Items from a data source:

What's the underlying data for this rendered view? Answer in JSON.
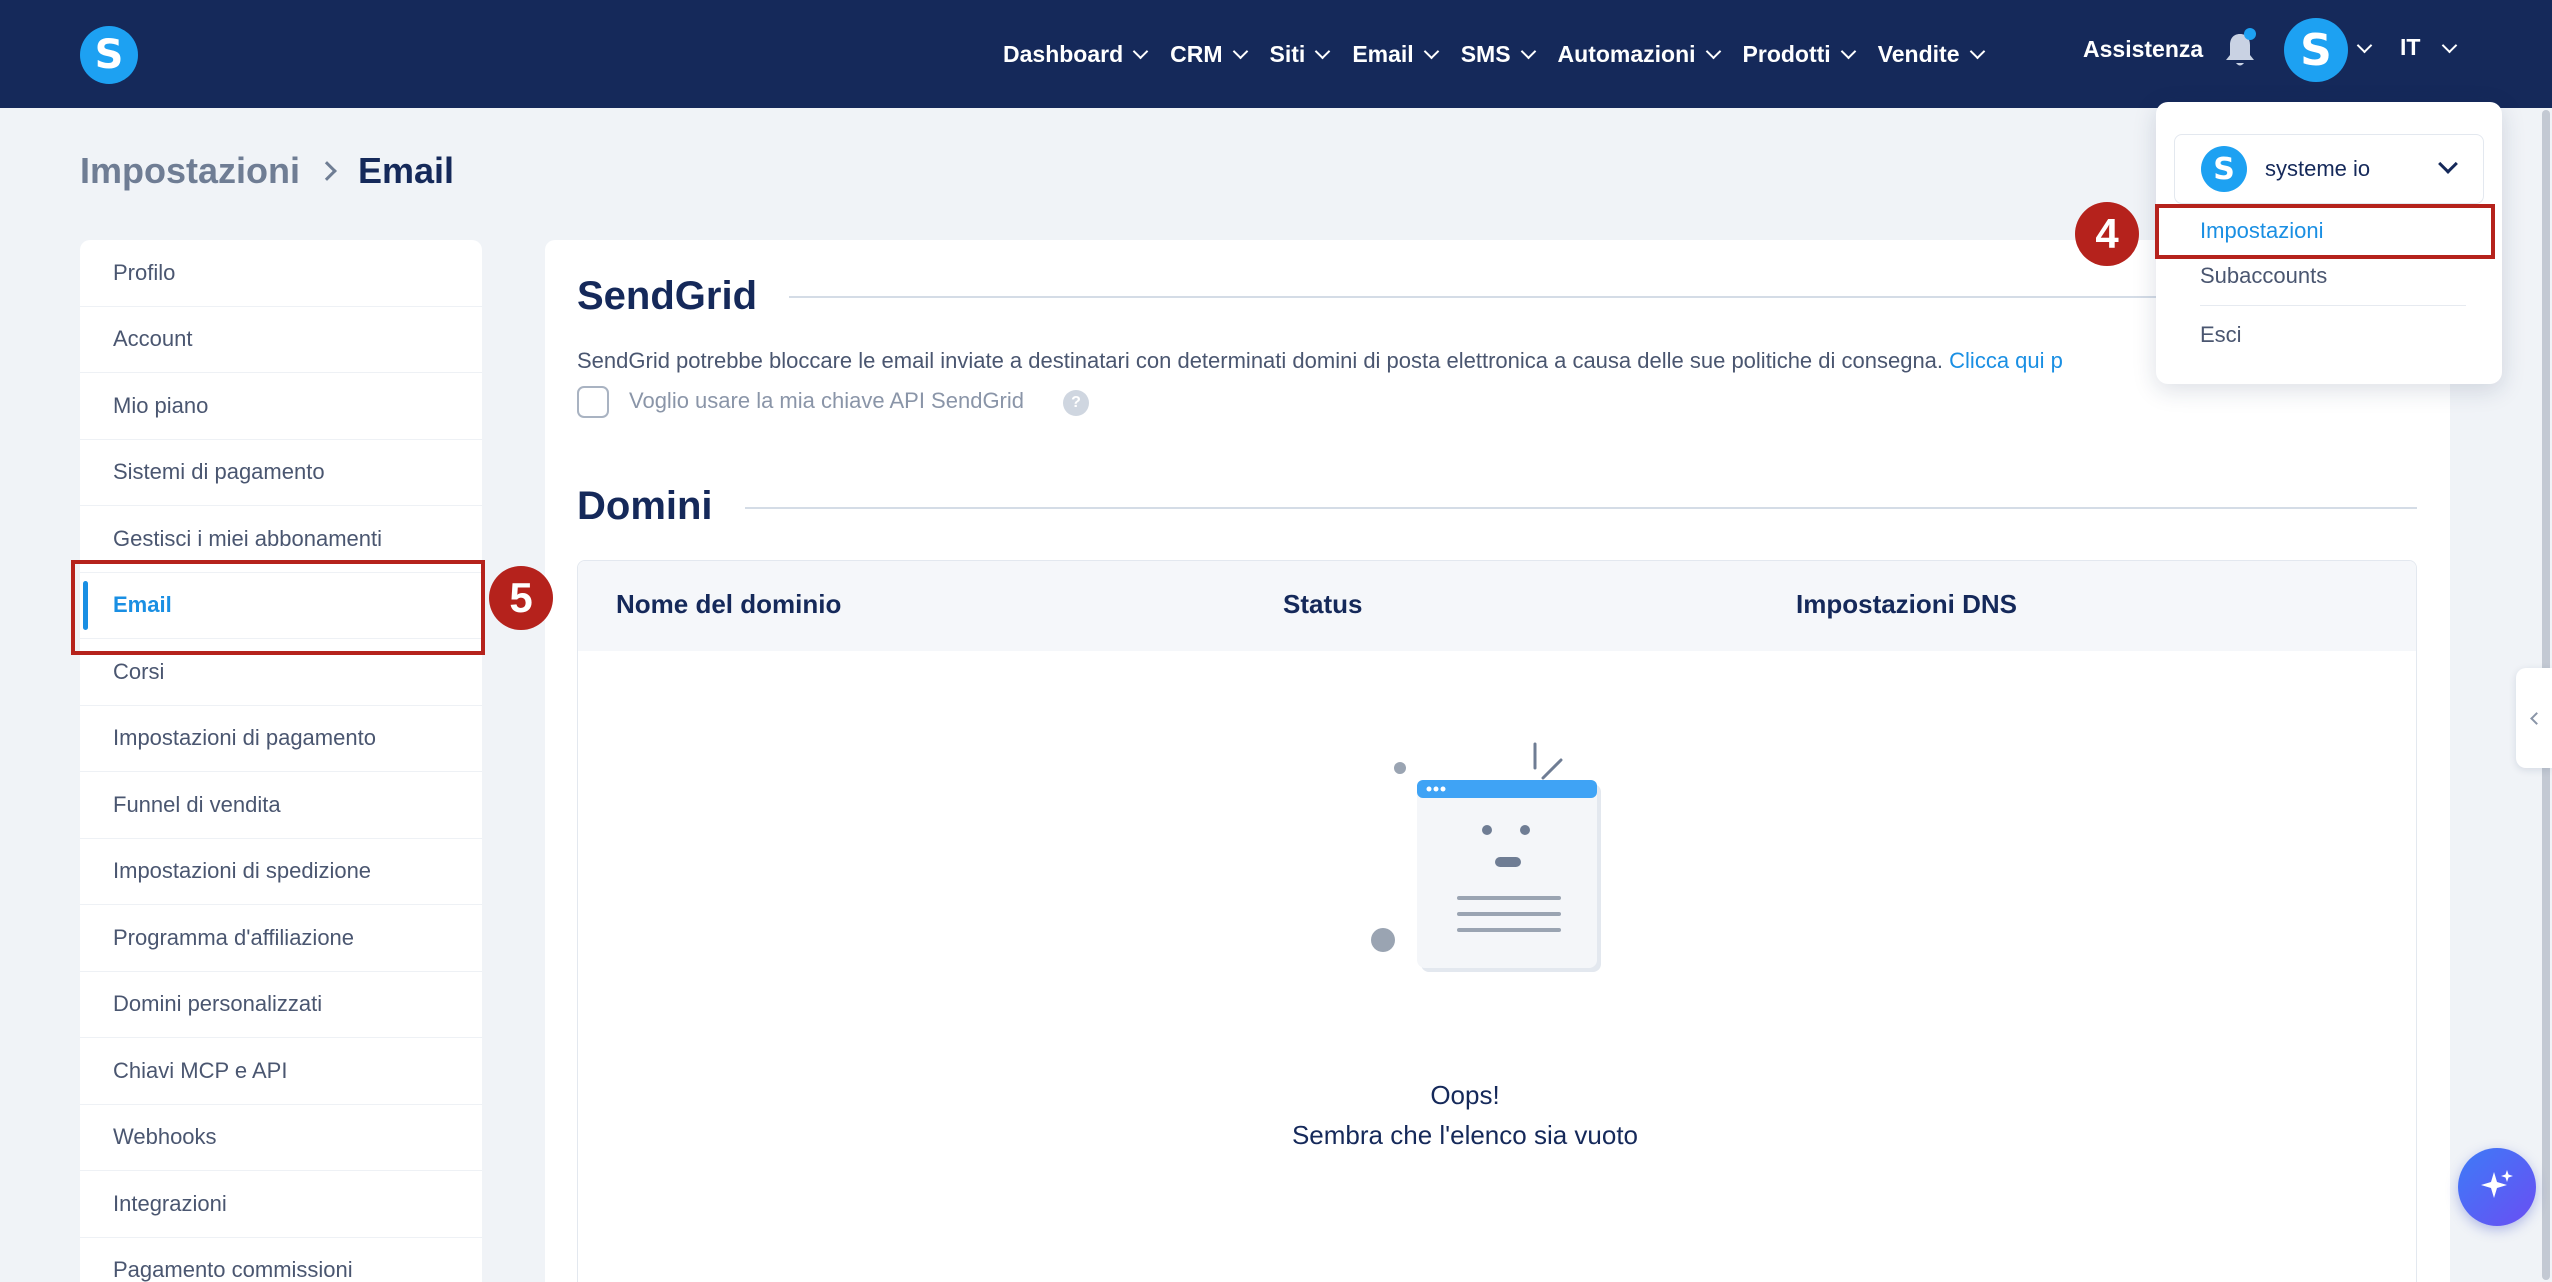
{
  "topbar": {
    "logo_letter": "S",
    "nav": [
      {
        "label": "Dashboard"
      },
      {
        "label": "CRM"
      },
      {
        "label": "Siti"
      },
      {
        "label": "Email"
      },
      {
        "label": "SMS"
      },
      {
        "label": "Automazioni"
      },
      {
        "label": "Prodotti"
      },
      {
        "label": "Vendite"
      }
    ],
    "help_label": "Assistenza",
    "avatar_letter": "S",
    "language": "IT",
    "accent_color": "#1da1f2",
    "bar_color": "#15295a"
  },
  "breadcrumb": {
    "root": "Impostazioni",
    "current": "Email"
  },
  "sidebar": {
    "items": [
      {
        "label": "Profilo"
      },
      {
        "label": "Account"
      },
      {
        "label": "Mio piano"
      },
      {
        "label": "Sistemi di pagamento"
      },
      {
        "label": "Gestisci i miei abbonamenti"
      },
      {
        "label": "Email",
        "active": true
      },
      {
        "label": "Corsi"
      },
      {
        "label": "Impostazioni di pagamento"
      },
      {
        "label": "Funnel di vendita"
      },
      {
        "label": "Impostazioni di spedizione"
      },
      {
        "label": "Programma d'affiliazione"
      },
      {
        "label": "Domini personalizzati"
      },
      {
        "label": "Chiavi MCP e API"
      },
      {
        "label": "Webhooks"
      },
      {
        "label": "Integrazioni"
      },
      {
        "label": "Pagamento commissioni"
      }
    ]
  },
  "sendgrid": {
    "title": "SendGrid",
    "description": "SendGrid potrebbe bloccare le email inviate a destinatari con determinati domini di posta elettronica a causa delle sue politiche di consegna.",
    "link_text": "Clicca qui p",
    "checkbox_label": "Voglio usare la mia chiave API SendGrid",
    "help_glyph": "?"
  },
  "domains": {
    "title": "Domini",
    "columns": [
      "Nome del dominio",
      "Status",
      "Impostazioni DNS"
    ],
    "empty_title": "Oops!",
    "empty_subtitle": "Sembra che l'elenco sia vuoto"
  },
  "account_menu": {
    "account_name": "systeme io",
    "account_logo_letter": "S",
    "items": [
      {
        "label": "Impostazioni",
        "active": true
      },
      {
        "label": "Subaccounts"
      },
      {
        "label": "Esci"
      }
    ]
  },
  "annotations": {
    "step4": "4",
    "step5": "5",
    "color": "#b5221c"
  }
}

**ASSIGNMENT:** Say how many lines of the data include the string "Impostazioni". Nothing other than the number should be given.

**TASK RESULT:** 5